#### WHAT YOU SHOULD DO:
Reproduce the following entries verbatim, each one complete.

***** RECORDS FOR THIS TASK

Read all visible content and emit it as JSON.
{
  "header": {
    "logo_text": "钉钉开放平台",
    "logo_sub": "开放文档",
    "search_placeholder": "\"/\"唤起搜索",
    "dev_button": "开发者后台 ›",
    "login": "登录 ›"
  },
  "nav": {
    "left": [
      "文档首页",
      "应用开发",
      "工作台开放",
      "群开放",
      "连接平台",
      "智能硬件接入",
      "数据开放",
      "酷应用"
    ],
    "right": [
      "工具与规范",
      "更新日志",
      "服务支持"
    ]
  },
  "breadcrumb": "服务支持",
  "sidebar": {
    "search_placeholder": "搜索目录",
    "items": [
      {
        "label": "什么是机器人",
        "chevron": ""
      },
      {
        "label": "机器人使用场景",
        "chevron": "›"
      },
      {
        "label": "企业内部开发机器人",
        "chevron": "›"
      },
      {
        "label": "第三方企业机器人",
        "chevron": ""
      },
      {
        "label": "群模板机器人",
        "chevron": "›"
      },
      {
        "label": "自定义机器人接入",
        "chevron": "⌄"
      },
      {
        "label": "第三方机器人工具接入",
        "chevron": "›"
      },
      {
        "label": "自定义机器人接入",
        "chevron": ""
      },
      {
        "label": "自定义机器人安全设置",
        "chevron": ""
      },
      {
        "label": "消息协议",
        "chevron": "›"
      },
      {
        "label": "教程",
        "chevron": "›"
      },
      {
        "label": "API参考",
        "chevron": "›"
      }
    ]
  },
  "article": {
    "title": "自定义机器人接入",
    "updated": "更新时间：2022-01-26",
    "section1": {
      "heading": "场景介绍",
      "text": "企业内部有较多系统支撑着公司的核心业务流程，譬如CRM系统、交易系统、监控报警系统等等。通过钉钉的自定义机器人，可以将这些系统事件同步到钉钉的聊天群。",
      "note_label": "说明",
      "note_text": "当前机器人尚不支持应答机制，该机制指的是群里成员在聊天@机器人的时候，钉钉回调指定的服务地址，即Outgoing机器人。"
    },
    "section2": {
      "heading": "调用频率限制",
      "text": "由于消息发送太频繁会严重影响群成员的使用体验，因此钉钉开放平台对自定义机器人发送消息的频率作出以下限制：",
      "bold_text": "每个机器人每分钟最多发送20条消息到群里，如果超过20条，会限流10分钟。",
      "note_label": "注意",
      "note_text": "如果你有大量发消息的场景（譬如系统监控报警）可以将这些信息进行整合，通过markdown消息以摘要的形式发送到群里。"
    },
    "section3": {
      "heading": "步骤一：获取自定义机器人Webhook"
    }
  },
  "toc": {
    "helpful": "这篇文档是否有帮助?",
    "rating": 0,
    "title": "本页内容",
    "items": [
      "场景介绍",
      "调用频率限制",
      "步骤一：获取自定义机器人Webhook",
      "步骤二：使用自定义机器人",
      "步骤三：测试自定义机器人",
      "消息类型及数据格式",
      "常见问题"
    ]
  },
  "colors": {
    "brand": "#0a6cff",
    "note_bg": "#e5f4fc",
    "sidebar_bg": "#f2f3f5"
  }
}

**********

#### RESULT BELOW:
Read all visible content and emit it as JSON.
{
  "header": {
    "logo_text": "钉钉开放平台",
    "logo_sub": "开放文档",
    "search_placeholder": "\"/\"唤起搜索",
    "dev_button": "开发者后台 ›",
    "login": "登录 ›"
  },
  "nav": {
    "left": [
      "文档首页",
      "应用开发",
      "工作台开放",
      "群开放",
      "连接平台",
      "智能硬件接入",
      "数据开放",
      "酷应用"
    ],
    "right": [
      "工具与规范",
      "更新日志",
      "服务支持"
    ]
  },
  "breadcrumb": "服务支持",
  "sidebar": {
    "search_placeholder": "搜索目录",
    "items": [
      {
        "label": "什么是机器人",
        "chevron": ""
      },
      {
        "label": "机器人使用场景",
        "chevron": "›"
      },
      {
        "label": "企业内部开发机器人",
        "chevron": "›"
      },
      {
        "label": "第三方企业机器人",
        "chevron": ""
      },
      {
        "label": "群模板机器人",
        "chevron": "›"
      },
      {
        "label": "自定义机器人接入",
        "chevron": "⌄"
      },
      {
        "label": "第三方机器人工具接入",
        "chevron": "›"
      },
      {
        "label": "自定义机器人接入",
        "chevron": ""
      },
      {
        "label": "自定义机器人安全设置",
        "chevron": ""
      },
      {
        "label": "消息协议",
        "chevron": "›"
      },
      {
        "label": "教程",
        "chevron": "›"
      },
      {
        "label": "API参考",
        "chevron": "›"
      }
    ]
  },
  "article": {
    "title": "自定义机器人接入",
    "updated": "更新时间：2022-01-26",
    "section1": {
      "heading": "场景介绍",
      "text": "企业内部有较多系统支撑着公司的核心业务流程，譬如CRM系统、交易系统、监控报警系统等等。通过钉钉的自定义机器人，可以将这些系统事件同步到钉钉的聊天群。",
      "note_label": "说明",
      "note_text": "当前机器人尚不支持应答机制，该机制指的是群里成员在聊天@机器人的时候，钉钉回调指定的服务地址，即Outgoing机器人。"
    },
    "section2": {
      "heading": "调用频率限制",
      "text": "由于消息发送太频繁会严重影响群成员的使用体验，因此钉钉开放平台对自定义机器人发送消息的频率作出以下限制：",
      "bold_text": "每个机器人每分钟最多发送20条消息到群里，如果超过20条，会限流10分钟。",
      "note_label": "注意",
      "note_text": "如果你有大量发消息的场景（譬如系统监控报警）可以将这些信息进行整合，通过markdown消息以摘要的形式发送到群里。"
    },
    "section3": {
      "heading": "步骤一：获取自定义机器人Webhook"
    }
  },
  "toc": {
    "helpful": "这篇文档是否有帮助?",
    "rating": 0,
    "title": "本页内容",
    "items": [
      "场景介绍",
      "调用频率限制",
      "步骤一：获取自定义机器人Webhook",
      "步骤二：使用自定义机器人",
      "步骤三：测试自定义机器人",
      "消息类型及数据格式",
      "常见问题"
    ]
  },
  "colors": {
    "brand": "#0a6cff",
    "note_bg": "#e5f4fc",
    "sidebar_bg": "#f2f3f5"
  }
}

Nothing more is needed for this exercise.